We pride ourselves on having the friendliest
and most welcoming forums for moms and moms to be! Please take a moment
for free so you can be a part of our growing community of mothers.
If you have any problems registering please drop an email to firstname.lastname@example.org.
Our community is moderated by our moderation team so you won't see spam or offensive messages posted on our forums. Each of our message boards is hosted by JustMommies hosts, whose names are listed at the top each board. We hope you find our message boards friendly, helpful, and fun to be on!
Little ds was born into a home with teenaged siblings who already knew that Santa is a concept, not just a bearded white man in a red suit on a Toys R Us ad. It was just too hard to shrink him back down again and we didn't really want to anyway.
“Ma!” Laura cried. “There IS a Santa Claus, isn’t there?”
“Of course there’s a Santa Claus,” said Ma. She set the iron on the stove to heat again.
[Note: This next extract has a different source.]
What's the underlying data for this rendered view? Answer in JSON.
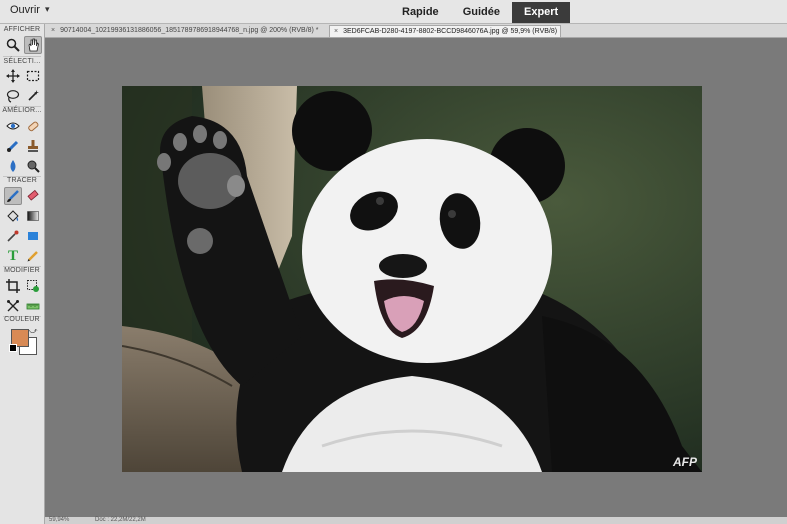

“The older you are, the more you know about Santa Claus,” she said. “You are so big now, you know he can’t be just one man, don’t you? You know he is everywhere on Christmas Eve. He is in the Big Woods, and in Indian Territory, and far away in York State, and here. He comes down all the chimneys at the same time. You know that, don’t you?”
“Yes, Ma,” said Mary and Laura.
“Well,” said Ma. “Then you see–”
“I guess he is like angels,” Mary said, slowly. And Laura could see that, just as well as Mary could.
Then Ma told them something else about Santa Claus. He was everywhere, and besides that, he was all the time.
Whenever anyone was unselfish, that was Santa Claus.
Christmas Eve was the one time when everybody was unselfish. On that one night, Santa Claus was everywhere, because everybody, all together, stopped being selfish and wanted other people to be happy. And in the morning you saw what that had done.
“If everybody wanted everybody else to be happy, all the time, then would it be Christmas all the time?” Laura asked, and Ma said, “Yes, Laura.”
~Laura Ingalls Wilder, On the Banks of Plum Creek, “The Christmas Horses”
She still believes. I have never 'broke the news' to any of my kids. Elijah was about 10 when she asked when Santa stopped bringing presents, I just told her when she goes to High School (age 11-12) after that it's down to us to buy the gifts. All my kids have grown up with that concept and to this day not one has said they don't believe (eldest three are 12,15 & 17). I never ever told my parents when I stopped believing either!
I THINK he does. He did last year when he was 7. But, at Easter, he was really questioning the whole Easter Bunny thing, and was saying he didnt' believe.....but he still believes in the Tooth Fairy.......he hasn't mentioned Santa for awhile. We'll see what happens as the season gets closer.
Proud Mom of an only child- Parker Joseph- 2-21-2005